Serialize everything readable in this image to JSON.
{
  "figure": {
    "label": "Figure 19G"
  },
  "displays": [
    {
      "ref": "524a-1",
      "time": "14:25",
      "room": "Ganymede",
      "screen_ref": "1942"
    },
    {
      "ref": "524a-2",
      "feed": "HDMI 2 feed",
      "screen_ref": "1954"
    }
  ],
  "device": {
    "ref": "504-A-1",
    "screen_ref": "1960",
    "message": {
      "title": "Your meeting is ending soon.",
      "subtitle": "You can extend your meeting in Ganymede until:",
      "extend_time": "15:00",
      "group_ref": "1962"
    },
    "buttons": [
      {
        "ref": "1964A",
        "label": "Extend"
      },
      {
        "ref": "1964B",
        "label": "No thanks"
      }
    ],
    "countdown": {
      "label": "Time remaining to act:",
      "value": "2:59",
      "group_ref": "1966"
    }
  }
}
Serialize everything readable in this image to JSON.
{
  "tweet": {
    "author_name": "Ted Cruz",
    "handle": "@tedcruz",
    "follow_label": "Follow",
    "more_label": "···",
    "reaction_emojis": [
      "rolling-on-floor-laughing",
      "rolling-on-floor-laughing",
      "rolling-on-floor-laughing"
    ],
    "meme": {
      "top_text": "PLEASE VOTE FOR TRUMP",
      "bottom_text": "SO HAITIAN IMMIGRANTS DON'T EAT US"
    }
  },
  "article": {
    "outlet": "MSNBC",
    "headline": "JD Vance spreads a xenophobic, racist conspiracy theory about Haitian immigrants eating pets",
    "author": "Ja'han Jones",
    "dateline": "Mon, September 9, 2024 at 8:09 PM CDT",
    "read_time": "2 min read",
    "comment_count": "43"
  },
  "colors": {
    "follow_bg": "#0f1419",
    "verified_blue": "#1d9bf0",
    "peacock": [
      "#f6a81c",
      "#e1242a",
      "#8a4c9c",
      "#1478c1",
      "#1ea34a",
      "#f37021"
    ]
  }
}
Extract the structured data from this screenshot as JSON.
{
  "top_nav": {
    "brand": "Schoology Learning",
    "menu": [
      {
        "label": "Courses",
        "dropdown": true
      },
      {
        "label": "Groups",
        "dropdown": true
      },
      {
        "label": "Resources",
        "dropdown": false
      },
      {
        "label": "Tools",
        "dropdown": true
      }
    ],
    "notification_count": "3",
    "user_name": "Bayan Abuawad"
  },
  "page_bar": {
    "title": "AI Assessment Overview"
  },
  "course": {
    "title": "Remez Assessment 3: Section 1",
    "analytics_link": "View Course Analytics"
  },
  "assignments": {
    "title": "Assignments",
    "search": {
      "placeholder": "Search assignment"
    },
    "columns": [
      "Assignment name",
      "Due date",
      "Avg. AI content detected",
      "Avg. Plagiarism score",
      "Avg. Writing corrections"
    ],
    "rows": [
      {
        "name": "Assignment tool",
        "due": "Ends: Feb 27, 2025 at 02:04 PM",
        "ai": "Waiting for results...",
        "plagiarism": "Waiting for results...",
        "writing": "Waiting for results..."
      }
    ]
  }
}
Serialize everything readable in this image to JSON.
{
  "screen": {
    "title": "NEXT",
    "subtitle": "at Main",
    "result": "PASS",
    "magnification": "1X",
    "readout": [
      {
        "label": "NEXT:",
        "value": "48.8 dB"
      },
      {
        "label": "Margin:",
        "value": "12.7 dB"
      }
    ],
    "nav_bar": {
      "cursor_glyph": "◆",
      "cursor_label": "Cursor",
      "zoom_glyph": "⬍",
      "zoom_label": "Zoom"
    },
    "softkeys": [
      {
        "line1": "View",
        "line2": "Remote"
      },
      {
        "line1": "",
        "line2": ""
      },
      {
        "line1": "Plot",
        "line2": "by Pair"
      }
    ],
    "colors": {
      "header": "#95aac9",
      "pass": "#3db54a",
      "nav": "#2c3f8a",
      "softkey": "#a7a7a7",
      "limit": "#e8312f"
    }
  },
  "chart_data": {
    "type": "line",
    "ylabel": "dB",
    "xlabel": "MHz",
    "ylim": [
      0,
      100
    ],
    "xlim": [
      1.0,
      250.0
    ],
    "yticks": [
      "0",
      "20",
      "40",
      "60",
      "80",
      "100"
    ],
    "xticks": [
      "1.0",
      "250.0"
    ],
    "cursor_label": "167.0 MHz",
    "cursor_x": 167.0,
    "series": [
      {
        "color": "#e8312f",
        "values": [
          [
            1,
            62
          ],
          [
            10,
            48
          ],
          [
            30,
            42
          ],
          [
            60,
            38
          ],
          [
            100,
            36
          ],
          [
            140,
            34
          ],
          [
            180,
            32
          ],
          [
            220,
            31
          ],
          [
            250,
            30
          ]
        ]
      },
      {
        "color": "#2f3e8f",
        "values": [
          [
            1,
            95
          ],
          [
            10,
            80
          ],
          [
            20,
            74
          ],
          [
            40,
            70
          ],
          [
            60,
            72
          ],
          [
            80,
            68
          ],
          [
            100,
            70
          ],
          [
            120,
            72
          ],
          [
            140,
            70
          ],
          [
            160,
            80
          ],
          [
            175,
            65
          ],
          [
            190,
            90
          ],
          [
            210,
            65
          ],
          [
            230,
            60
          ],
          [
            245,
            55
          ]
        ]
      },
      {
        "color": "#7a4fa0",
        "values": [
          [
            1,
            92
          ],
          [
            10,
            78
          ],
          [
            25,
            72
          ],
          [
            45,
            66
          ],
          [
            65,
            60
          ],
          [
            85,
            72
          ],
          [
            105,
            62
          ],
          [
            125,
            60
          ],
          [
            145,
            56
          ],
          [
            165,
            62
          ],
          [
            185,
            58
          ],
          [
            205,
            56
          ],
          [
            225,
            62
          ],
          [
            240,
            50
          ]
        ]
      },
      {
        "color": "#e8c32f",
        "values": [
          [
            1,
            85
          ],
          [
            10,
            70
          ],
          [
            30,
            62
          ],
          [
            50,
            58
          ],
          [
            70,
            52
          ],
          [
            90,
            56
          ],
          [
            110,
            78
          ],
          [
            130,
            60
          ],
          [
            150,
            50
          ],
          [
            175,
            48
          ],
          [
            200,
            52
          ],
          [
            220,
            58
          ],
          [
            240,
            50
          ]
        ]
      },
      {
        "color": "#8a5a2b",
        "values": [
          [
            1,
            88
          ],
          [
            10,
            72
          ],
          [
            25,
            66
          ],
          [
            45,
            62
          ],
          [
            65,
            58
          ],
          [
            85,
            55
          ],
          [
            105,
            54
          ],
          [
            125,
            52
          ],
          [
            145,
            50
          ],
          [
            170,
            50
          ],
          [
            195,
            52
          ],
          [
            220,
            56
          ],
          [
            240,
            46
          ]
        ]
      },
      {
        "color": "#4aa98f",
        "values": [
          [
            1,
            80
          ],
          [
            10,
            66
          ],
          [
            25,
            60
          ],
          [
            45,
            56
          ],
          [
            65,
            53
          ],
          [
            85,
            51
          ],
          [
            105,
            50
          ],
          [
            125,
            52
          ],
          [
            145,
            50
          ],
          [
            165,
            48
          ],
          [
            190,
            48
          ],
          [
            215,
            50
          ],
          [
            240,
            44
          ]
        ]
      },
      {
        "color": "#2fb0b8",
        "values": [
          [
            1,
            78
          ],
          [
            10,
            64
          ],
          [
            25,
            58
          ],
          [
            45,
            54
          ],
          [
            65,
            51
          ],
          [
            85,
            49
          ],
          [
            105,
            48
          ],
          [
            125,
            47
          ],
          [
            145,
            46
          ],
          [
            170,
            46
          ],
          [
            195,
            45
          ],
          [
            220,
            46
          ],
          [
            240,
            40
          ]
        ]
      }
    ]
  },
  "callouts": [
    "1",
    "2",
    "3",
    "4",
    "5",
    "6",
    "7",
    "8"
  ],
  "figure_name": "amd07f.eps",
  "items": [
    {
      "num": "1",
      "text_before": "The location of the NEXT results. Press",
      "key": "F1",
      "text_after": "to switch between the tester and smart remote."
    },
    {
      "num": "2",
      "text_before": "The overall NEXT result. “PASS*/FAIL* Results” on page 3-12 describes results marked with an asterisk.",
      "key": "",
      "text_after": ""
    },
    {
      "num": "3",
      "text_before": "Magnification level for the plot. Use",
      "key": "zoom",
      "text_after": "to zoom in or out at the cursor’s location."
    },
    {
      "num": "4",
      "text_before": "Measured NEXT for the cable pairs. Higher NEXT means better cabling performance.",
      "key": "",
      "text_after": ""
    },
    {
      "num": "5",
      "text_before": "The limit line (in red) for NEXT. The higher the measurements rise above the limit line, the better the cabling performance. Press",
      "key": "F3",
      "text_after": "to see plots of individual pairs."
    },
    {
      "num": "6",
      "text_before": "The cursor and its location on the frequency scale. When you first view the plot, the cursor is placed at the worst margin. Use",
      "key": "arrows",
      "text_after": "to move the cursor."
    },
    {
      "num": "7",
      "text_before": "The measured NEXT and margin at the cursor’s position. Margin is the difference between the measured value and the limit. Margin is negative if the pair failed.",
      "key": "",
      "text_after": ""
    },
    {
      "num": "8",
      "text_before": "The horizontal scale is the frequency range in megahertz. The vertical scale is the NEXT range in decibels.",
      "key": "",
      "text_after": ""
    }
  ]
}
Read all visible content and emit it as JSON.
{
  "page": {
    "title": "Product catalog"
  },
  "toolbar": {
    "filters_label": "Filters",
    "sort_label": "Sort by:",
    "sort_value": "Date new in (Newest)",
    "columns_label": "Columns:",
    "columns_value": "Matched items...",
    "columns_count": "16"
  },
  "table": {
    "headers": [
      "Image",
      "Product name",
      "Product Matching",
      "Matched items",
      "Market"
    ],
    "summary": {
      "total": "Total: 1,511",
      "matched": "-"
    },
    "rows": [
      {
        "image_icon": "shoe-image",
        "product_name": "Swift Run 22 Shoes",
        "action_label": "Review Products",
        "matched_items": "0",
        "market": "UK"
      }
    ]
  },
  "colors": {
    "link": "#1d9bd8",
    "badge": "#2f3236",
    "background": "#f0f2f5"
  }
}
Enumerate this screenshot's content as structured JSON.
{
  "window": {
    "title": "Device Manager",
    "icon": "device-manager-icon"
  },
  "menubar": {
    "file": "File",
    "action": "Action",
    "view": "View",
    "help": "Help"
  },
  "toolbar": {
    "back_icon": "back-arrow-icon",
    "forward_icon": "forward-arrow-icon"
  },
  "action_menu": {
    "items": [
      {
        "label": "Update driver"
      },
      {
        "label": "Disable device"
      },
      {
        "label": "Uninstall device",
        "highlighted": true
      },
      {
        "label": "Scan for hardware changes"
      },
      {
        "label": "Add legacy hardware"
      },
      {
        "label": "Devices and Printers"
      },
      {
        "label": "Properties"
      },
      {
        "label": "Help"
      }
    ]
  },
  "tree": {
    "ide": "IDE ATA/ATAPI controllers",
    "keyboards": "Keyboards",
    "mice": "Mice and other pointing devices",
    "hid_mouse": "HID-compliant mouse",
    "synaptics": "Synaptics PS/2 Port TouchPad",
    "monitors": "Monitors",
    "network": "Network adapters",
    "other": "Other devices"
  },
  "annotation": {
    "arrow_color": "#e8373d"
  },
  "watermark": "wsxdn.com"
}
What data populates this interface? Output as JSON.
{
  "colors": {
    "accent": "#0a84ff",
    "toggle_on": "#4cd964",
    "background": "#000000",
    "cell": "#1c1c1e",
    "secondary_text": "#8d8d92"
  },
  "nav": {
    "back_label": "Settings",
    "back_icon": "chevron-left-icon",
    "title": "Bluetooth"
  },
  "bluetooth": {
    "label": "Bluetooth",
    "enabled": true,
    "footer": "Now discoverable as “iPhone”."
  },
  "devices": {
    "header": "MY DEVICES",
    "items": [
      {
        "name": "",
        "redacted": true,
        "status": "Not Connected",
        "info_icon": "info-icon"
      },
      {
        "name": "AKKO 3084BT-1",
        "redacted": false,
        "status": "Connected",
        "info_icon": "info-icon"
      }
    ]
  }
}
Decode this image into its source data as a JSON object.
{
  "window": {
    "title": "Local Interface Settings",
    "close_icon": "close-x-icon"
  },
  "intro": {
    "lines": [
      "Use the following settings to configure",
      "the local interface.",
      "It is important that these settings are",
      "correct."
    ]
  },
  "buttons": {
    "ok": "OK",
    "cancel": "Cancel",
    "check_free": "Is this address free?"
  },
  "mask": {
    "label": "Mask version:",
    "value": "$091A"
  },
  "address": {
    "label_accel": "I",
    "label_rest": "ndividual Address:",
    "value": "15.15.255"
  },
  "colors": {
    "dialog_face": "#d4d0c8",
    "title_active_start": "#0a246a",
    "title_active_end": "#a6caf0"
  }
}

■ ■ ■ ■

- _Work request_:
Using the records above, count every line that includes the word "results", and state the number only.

- _Answer box_:
5